Allograft ischemia induces delayed graft function and is correlated with increasing rates of rejection. There is not currently a way to objectively measure the effects of ischemia in real-time, nor to relate therapies combating reperfusion injury with their intended effects.
An infrared (IR) method utilizing a focal plane array detector camera was developed for real-time intraoperative IR imaging of renal allografts, and evaluated in a pilot trial to quantify perfusion in recipients of live (n = 8) and cadaveric donor (n = 5) allografts. Digital images were taken for 3–8 min postreperfusion.

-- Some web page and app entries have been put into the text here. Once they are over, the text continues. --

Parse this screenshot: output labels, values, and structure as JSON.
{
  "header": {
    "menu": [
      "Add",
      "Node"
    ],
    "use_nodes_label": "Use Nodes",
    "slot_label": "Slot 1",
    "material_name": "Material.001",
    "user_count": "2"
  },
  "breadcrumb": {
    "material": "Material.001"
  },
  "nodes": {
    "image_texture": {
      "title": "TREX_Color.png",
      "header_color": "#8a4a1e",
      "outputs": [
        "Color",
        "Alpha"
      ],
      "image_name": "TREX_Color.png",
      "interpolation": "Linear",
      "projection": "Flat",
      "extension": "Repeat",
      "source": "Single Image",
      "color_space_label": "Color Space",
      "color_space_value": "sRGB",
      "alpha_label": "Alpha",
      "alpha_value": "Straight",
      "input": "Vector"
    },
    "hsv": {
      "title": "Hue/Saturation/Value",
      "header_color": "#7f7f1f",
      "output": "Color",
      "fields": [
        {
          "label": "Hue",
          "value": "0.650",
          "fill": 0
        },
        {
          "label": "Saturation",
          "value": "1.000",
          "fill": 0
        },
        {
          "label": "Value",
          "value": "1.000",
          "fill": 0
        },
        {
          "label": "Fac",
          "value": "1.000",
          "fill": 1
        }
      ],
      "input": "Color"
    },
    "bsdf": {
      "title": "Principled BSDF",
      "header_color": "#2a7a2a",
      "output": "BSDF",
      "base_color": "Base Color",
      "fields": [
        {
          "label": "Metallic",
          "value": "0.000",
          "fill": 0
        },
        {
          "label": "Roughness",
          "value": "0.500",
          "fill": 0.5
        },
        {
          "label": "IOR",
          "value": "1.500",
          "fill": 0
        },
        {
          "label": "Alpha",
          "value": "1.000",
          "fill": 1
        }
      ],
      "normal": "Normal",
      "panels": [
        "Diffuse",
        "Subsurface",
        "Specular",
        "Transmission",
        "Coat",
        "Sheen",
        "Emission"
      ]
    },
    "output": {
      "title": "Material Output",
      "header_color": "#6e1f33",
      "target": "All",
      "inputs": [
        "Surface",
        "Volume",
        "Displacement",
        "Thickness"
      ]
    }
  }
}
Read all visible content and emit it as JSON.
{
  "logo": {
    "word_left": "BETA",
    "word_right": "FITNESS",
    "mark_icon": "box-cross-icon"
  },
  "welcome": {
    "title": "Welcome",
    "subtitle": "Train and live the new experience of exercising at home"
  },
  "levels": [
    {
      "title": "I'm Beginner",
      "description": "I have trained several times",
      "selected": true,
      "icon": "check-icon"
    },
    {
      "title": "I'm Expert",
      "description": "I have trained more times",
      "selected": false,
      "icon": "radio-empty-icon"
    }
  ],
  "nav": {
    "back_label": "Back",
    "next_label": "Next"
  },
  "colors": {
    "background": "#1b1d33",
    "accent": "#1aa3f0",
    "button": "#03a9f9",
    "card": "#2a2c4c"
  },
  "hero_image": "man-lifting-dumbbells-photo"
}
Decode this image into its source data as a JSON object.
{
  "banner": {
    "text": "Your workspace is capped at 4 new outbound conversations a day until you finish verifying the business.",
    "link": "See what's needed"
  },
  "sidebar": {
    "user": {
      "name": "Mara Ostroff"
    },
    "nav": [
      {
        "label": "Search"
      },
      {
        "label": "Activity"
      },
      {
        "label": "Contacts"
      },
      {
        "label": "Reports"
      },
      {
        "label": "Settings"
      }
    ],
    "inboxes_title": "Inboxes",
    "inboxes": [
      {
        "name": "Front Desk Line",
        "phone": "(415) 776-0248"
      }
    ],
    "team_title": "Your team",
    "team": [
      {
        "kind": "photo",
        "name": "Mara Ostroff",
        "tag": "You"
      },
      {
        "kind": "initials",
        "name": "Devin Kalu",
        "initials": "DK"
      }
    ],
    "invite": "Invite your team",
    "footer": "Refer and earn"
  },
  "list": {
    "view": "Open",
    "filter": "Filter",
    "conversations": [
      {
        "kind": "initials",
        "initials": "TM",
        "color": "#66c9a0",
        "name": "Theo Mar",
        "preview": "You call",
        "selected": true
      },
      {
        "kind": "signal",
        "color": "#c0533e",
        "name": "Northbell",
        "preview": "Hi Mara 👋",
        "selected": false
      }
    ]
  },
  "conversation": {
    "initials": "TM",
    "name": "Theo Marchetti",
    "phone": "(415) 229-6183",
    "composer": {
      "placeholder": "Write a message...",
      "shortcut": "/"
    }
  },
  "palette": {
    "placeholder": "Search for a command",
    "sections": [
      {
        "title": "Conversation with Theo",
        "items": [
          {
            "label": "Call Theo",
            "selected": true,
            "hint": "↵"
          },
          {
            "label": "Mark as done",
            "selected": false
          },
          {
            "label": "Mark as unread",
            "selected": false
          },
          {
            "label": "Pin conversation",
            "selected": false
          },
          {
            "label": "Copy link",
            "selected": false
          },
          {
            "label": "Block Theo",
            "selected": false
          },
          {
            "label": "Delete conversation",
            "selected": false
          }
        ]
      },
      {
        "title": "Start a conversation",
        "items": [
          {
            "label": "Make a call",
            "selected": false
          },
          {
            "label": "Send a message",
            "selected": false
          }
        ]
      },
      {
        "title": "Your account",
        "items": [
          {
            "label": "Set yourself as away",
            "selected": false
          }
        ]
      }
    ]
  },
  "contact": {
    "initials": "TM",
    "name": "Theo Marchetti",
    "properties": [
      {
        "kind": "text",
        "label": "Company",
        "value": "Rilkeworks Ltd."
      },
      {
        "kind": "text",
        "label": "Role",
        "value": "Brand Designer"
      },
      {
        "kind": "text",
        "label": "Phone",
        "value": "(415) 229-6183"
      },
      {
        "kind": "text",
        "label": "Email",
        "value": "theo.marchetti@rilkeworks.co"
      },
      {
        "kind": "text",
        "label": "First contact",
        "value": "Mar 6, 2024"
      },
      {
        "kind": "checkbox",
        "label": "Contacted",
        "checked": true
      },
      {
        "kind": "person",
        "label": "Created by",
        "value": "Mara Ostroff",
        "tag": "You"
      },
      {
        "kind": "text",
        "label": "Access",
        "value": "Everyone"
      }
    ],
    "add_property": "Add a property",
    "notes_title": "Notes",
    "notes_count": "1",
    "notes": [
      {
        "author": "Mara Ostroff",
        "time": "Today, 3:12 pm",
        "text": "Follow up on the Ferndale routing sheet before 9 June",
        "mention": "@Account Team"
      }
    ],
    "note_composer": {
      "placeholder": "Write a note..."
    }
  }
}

Image data were compared to ischemic time and allograft function to assess potential clinical relevance.
Cold ischemic time ranged from 0.5 to 29 h and was bimodally distributed between living and cadaveric donors. Renal rewarming time (RT) as determined by IR imaging correlated with cold ischemic time (p < 0.001, R 2 = 0.81), and predicted the subsequent return of renal function with RT negatively correlated to the regression slopes of creatinine (p = 0.02, R 2 = 0.38) and BUN (p = 0.07, R 2 = 0.26).
Intraoperative IR imaging noninvasively provides clinically relevant real-time whole kidney assessment of reperfusion. This technology may aide in the objective assessment of therapies designed to limit reperfusion injury, and allow for quantitative assessment of allograft ischemic damage.